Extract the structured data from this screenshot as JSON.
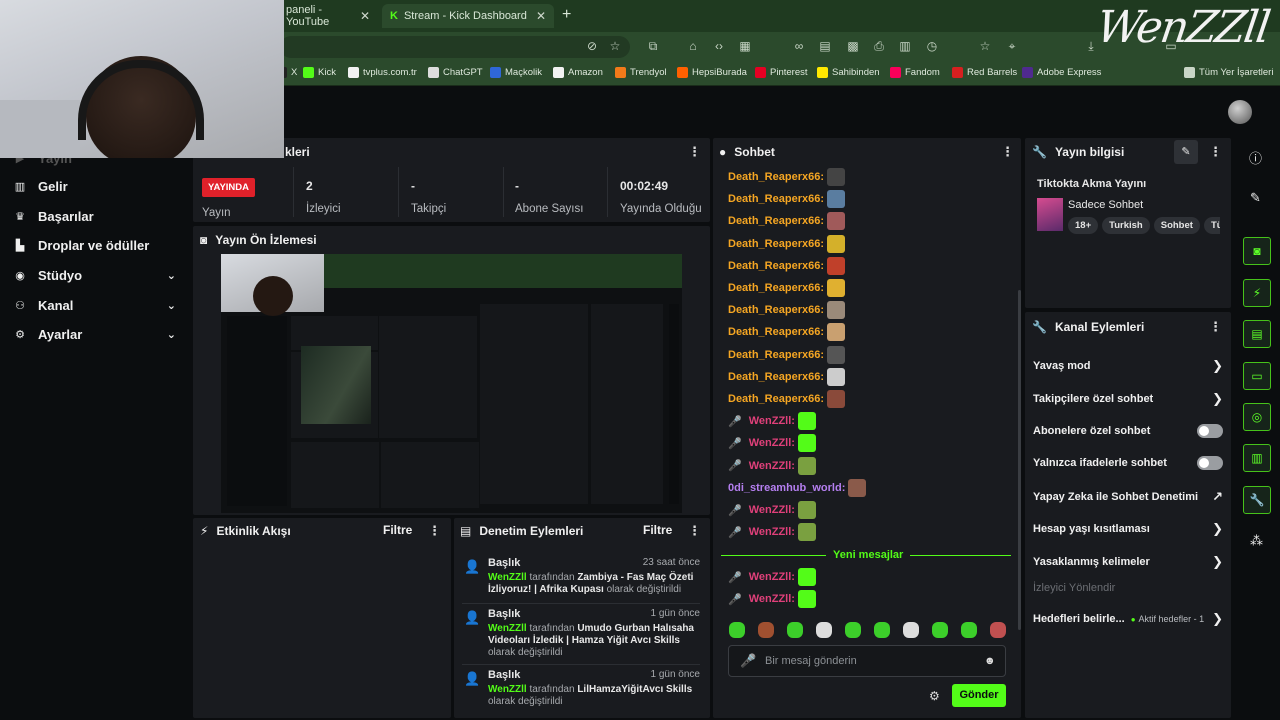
{
  "browser": {
    "tabs": [
      {
        "label": "paneli - YouTube"
      },
      {
        "label": "Stream - Kick Dashboard"
      }
    ],
    "bookmarks": [
      {
        "label": "X",
        "color": "#222222"
      },
      {
        "label": "Kick",
        "color": "#53fc18"
      },
      {
        "label": "tvplus.com.tr",
        "color": "#f2f2f2"
      },
      {
        "label": "ChatGPT",
        "color": "#dddddd"
      },
      {
        "label": "Maçkolik",
        "color": "#2f67d8"
      },
      {
        "label": "Amazon",
        "color": "#f2f2f2"
      },
      {
        "label": "Trendyol",
        "color": "#f27a1a"
      },
      {
        "label": "HepsiBurada",
        "color": "#ff6000"
      },
      {
        "label": "Pinterest",
        "color": "#e60023"
      },
      {
        "label": "Sahibinden",
        "color": "#ffe800"
      },
      {
        "label": "Fandom",
        "color": "#fa005a"
      },
      {
        "label": "Red Barrels",
        "color": "#d62020"
      },
      {
        "label": "Adobe Express",
        "color": "#4f2a8f"
      },
      {
        "label": "Tüm Yer İşaretleri",
        "color": "#c9d6c7"
      }
    ],
    "logo": "WenZZll"
  },
  "sidebar": {
    "items": [
      {
        "label": "Yayın",
        "icon": "video-icon"
      },
      {
        "label": "Gelir",
        "icon": "money-icon"
      },
      {
        "label": "Başarılar",
        "icon": "trophy-icon"
      },
      {
        "label": "Droplar ve ödüller",
        "icon": "gift-icon"
      },
      {
        "label": "Stüdyo",
        "icon": "studio-icon"
      },
      {
        "label": "Kanal",
        "icon": "channel-icon"
      },
      {
        "label": "Ayarlar",
        "icon": "gear-icon"
      }
    ]
  },
  "stats": {
    "title": "kleri",
    "live_badge": "YAYINDA",
    "items": [
      {
        "value": "",
        "label": "Yayın"
      },
      {
        "value": "2",
        "label": "İzleyici"
      },
      {
        "value": "-",
        "label": "Takipçi"
      },
      {
        "value": "-",
        "label": "Abone Sayısı"
      },
      {
        "value": "00:02:49",
        "label": "Yayında Olduğu"
      }
    ]
  },
  "preview": {
    "title": "Yayın Ön İzlemesi"
  },
  "activity": {
    "title": "Etkinlik Akışı",
    "filter": "Filtre"
  },
  "moderation": {
    "title": "Denetim Eylemleri",
    "filter": "Filtre",
    "events": [
      {
        "title": "Başlık",
        "time": "23 saat önce",
        "user": "WenZZll",
        "by": "tarafından",
        "text": "Zambiya - Fas Maç Özeti İzliyoruz! | Afrika Kupası",
        "suffix": "olarak değiştirildi"
      },
      {
        "title": "Başlık",
        "time": "1 gün önce",
        "user": "WenZZll",
        "by": "tarafından",
        "text": "Umudo Gurban Halısaha Videoları İzledik | Hamza Yiğit Avcı Skills",
        "suffix": "olarak değiştirildi"
      },
      {
        "title": "Başlık",
        "time": "1 gün önce",
        "user": "WenZZll",
        "by": "tarafından",
        "text": "LilHamzaYiğitAvcı Skills",
        "suffix": "olarak değiştirildi"
      }
    ]
  },
  "chat": {
    "title": "Sohbet",
    "messages": [
      {
        "user": "Death_Reaperx66:",
        "color": "#f5a623",
        "emote": "#444444"
      },
      {
        "user": "Death_Reaperx66:",
        "color": "#f5a623",
        "emote": "#5a7da0"
      },
      {
        "user": "Death_Reaperx66:",
        "color": "#f5a623",
        "emote": "#a05a5a"
      },
      {
        "user": "Death_Reaperx66:",
        "color": "#f5a623",
        "emote": "#d4b02a"
      },
      {
        "user": "Death_Reaperx66:",
        "color": "#f5a623",
        "emote": "#c0402a"
      },
      {
        "user": "Death_Reaperx66:",
        "color": "#f5a623",
        "emote": "#e0b030"
      },
      {
        "user": "Death_Reaperx66:",
        "color": "#f5a623",
        "emote": "#9a8a7a"
      },
      {
        "user": "Death_Reaperx66:",
        "color": "#f5a623",
        "emote": "#c9a070"
      },
      {
        "user": "Death_Reaperx66:",
        "color": "#f5a623",
        "emote": "#555555"
      },
      {
        "user": "Death_Reaperx66:",
        "color": "#f5a623",
        "emote": "#cccccc"
      },
      {
        "user": "Death_Reaperx66:",
        "color": "#f5a623",
        "emote": "#8a4a3a"
      },
      {
        "user": "WenZZll:",
        "color": "#e0407a",
        "emote": "#53fc18",
        "mic": true
      },
      {
        "user": "WenZZll:",
        "color": "#e0407a",
        "emote": "#53fc18",
        "mic": true
      },
      {
        "user": "WenZZll:",
        "color": "#e0407a",
        "emote": "#7aa040",
        "mic": true
      },
      {
        "user": "0di_streamhub_world:",
        "color": "#b57ff0",
        "emote": "#8a5a4a"
      },
      {
        "user": "WenZZll:",
        "color": "#e0407a",
        "emote": "#7aa040",
        "mic": true
      },
      {
        "user": "WenZZll:",
        "color": "#e0407a",
        "emote": "#7aa040",
        "mic": true
      }
    ],
    "new_messages": "Yeni mesajlar",
    "new": [
      {
        "user": "WenZZll:",
        "color": "#e0407a",
        "emote": "#53fc18",
        "mic": true
      },
      {
        "user": "WenZZll:",
        "color": "#e0407a",
        "emote": "#53fc18",
        "mic": true
      }
    ],
    "emotes": [
      "#3ccf2a",
      "#a05030",
      "#3ccf2a",
      "#dddddd",
      "#3ccf2a",
      "#3ccf2a",
      "#dddddd",
      "#3ccf2a",
      "#3ccf2a",
      "#c05050"
    ],
    "placeholder": "Bir mesaj gönderin",
    "send": "Gönder"
  },
  "streaminfo": {
    "title": "Yayın bilgisi",
    "stream_title": "Tiktokta Akma Yayını",
    "category": "Sadece Sohbet",
    "tags": [
      "18+",
      "Turkish",
      "Sohbet",
      "Tür"
    ]
  },
  "channel": {
    "title": "Kanal Eylemleri",
    "actions": [
      {
        "label": "Yavaş mod",
        "kind": "chevron"
      },
      {
        "label": "Takipçilere özel sohbet",
        "kind": "chevron"
      },
      {
        "label": "Abonelere özel sohbet",
        "kind": "toggle"
      },
      {
        "label": "Yalnızca ifadelerle sohbet",
        "kind": "toggle"
      },
      {
        "label": "Yapay Zeka ile Sohbet Denetimi",
        "kind": "external"
      },
      {
        "label": "Hesap yaşı kısıtlaması",
        "kind": "chevron"
      },
      {
        "label": "Yasaklanmış kelimeler",
        "kind": "chevron"
      },
      {
        "label": "İzleyici Yönlendir",
        "kind": "disabled"
      },
      {
        "label": "Hedefleri belirle...",
        "kind": "goals",
        "extra": "Aktif hedefler - 1"
      }
    ]
  },
  "rail": [
    "info-icon",
    "edit-icon",
    "camera-icon",
    "bolt-icon",
    "notes-icon",
    "chat-icon",
    "broadcast-icon",
    "layout-icon",
    "wrench-icon",
    "share-icon"
  ]
}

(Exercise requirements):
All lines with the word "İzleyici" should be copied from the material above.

(Expected answer):
        "label": "İzleyici"
        "label": "İzleyici Yönlendir",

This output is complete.